I’ve seen pictures on forums of the splash guards being attached right to the bumpers like the normal Wranglers, but I mounted mine a little different. I put them as high as I could in the wheel well which to me seems like a better fit. I’ve attached some images on how I’ve mounted them. I did not have to purchase any additional hardware, what is supplied in the kit works fine. I was also able to complete the install without removing the wheels.



ESXi 5.5 crashing – Windows Guest won’t load – A simple reminder.

Over the past few days some new guests on my whitebox vmhost (which has been running for almost a year now) started behaving badly! Symptoms listed below, and I’m sure there are were more.  There wasn’t really any pattern to the crashing, it was very random. Things went awry after I added my ninth guest and the host peaked into the 14-16GB of RAM range. My existing guests running PRTG, Zoneminder, VPN and NGINX all were fine… all were stable.

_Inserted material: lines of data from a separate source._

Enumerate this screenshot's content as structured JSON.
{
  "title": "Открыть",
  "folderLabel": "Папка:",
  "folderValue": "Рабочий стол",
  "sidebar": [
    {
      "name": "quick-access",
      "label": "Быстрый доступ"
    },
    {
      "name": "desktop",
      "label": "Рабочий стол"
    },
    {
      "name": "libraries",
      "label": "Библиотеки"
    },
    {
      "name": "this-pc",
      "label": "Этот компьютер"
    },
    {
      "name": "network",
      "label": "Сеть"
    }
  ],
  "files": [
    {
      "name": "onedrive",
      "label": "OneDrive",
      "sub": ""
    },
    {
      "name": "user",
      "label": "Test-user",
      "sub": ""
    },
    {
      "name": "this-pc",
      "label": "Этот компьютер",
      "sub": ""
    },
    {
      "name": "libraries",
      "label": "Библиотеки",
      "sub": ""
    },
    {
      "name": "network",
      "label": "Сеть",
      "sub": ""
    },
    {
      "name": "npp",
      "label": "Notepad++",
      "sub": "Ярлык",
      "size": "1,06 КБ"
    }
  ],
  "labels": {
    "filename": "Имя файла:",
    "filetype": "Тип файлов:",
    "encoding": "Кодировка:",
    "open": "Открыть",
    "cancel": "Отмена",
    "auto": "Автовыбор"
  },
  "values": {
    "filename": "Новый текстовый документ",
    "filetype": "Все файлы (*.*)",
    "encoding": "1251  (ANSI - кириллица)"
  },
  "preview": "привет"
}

Just a few new Windows guests I have been using for testing were crashing. I couldn’t even reinstall windows without a BSOD while loading.

  • VMware ESX unrecoverable error: (vcpu-0)
  • MONITOR PANIC: Unable to decompress PPN from swap slot for VM
  • loading windows starting and crashing Msrpc.sys
  • Windows MMC’s not loading, crashing

I ran memtest86+ on the full 32 gigs with no failures (with only one pass, probably not a good idea) and figured it couldn’t be RAM.

Googling took me down some rabbit holes unloading custom NIC drivers I’ve added. Almost ready to reinstall ESXi. But the issue still persisted.  Finally decided to run memtest  actually in the VM that was having troubles. Errors within seconds. I pulled half the RAM, ran it again… no issues. Looks like it’s bad RAM. RMA time.

So an issue I’ve seen many times back in my Geek Squad days in college- got me. A reminder, even in 2016, don’t rule out bad memory so quick, it would have saved me a few hours tonight.

And finally, the purple screen!

foto_no_exif (3)

bad memory, right?

35 Remington plinking loads

I’ve been looking for a cheaper way to shoot 35 Remington. The full 200gr loads are heavy recoiling and expensive, not so fun to shoot all day.

Experimenting with quickload I’ve found a good load that I like. 158gr Rocky Mountain Reloading 357 projectile over 7.3gr of HP-38(or Win231.) In a time where you can’t find really any 35 Rem ammo, a load comes out to be well under $0.25 per round is awesome for the range. This should give about 1200 FPS at the muzzle and a max PSI of 12000(so use at your own risk, think squibs)

I will get a target posted and group sizes next time out at the range.


(top)158gr RMR 357 bullet (below) 200gr standard softpoint


Yes the OAL is short, but seems to feed just fine.